By Jose Hernandez

The high cost of treatment for alcohol or drug abuse is one of the biggest obstacles you may face when taking your first step toward recovery. But think of it this way, how much is your dependence on alcohol or drugs costing you? Which is a greater price to pay–maintaining the addiction or being treated for it?

The High Cost of Alcoholism and Drug Addiction

A chronic substance abuser may spend tens of thousands of dollars a year on a drug or alcohol habit. And without treatment, those costs accumulate year after year as the abuse continues. Treatment, in contrast, typically lasts for three to six months.

Here are the estimated costs of five years of substance abuse:

Methamphetamine- A chronic “meth” user pays $50 a day on average. That’s over $90,000.
Alcohol – An alcoholic paying $20 a day for beer or inexpensive liquor will spend $36,500, not including the cost of bar tabs or over-the-top party weekends.
Heroin – Heroin may be a less expensive alternative to prescription painkillers, but it’s still quite costly. A heroin addict who spends $100 a day to support his habit will spend $182,500.

Extend these costs to ten years, and the expense becomes even more astonishing. People who abuse cocaine or prescription pain medications often pay many times more than the amounts listed above to support their habits.
And these estimated costs don’t include the cost of lost wages, hospital stays, minor medical issues, and fines for driving under the influence of drugs or alcohol. Also addicts are more likely to get sick, have more infections, and need medical attention more often than people who are not substance abusers. (An estimated 30-70 percent of emergency room visits are related to alcohol use, and more than half of all drug abusers in the US are treated in emergency room each year.)

The Price Tag on Rehab

Yes, rehab and treatment is expensive, and private health insurers do not cover all the costs. Paying for rehab is often done by using health insurance, private pay plans, financing, and assistance from family and other resources available to the client. There are three major facets to successfully treating alcohol or drug abuse, each of which costs several thousand dollars.
Detoxification- Eight days of medically supervised detox at $500 a day is $4,000.
Inpatient Treatment.- Cost varies enormously, depending on the facility location and amenities. The average for a 30- to 90-day program is $15,000 a month
Intensive Outpatient Treatment (IOP)- Prices range from $2000 to as much as $100,000, depending on the facility location and amenities. The average cost is about $2,500 per month, and programs typically run between two and six months The average cost then for two months of outpatient treatment is about $5,000 and $15,000 for a six-month program.
These are approximate numbers, and not everyone will need every service. In fact, many people in recovery find lasting sobriety through free, 12-step programs after an initial stay at an inpatient facility. In addition, inpatient facilities often offer on-site detox, including room and board. So although you’re spending what seems like a high price for treatment, you’re also saving the costs of food and housing.
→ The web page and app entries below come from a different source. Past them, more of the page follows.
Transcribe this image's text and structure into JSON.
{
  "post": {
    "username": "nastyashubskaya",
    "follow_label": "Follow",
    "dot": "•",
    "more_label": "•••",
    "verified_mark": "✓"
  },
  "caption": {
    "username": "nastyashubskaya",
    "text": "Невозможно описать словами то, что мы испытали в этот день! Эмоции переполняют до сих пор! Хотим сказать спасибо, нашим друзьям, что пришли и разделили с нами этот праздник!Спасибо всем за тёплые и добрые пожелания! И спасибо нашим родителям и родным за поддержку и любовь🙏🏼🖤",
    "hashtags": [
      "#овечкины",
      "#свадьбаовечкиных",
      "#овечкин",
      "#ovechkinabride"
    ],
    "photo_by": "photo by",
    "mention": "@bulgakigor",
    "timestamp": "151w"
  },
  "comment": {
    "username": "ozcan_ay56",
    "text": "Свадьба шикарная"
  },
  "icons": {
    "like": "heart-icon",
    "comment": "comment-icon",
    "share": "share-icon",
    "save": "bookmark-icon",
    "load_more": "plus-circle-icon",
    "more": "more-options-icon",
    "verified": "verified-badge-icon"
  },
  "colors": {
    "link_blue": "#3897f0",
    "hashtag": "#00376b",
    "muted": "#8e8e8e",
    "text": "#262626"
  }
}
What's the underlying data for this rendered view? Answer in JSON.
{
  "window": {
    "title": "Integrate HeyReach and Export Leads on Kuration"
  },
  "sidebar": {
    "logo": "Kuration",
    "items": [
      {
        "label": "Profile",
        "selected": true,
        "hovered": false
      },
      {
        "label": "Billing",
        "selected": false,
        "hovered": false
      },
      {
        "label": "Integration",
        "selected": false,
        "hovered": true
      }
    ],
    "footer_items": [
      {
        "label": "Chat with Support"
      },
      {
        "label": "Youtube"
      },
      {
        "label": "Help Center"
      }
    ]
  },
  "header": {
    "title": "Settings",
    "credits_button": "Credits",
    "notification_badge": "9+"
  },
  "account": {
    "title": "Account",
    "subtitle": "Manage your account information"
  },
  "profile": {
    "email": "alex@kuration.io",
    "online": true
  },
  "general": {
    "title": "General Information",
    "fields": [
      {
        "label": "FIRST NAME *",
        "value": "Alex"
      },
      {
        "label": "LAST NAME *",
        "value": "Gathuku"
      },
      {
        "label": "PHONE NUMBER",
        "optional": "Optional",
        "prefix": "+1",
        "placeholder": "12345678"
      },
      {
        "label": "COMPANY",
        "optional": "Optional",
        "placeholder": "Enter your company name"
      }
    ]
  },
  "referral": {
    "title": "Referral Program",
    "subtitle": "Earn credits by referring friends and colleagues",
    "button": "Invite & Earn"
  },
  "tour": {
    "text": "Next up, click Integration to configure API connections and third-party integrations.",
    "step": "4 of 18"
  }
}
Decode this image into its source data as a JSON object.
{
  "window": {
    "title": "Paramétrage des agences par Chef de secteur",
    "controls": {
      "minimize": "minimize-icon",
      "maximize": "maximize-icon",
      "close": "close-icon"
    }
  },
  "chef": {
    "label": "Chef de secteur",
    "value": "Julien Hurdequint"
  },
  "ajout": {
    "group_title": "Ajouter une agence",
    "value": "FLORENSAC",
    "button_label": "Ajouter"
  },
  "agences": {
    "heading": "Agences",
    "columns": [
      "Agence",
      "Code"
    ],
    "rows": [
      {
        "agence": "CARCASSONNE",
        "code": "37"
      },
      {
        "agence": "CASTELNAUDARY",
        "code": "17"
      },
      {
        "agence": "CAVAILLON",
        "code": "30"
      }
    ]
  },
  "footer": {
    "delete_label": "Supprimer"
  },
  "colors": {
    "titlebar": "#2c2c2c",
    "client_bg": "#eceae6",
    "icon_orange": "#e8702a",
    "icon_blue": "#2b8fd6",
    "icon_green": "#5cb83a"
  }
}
You Do the Math

It’s apparent that proper treatment for alcoholism and addiction is imperative to the health of Americans, especially young people. Unfortunately, many of those suffering from addiction don’t feel they have the financial means to seek help. So the cycle continues, year after year, at an enormously higher cost than successful treatment.
You don’t have to be a math whiz to see that the cost of substance abuse treatment is a small price to pay when your life is on the line.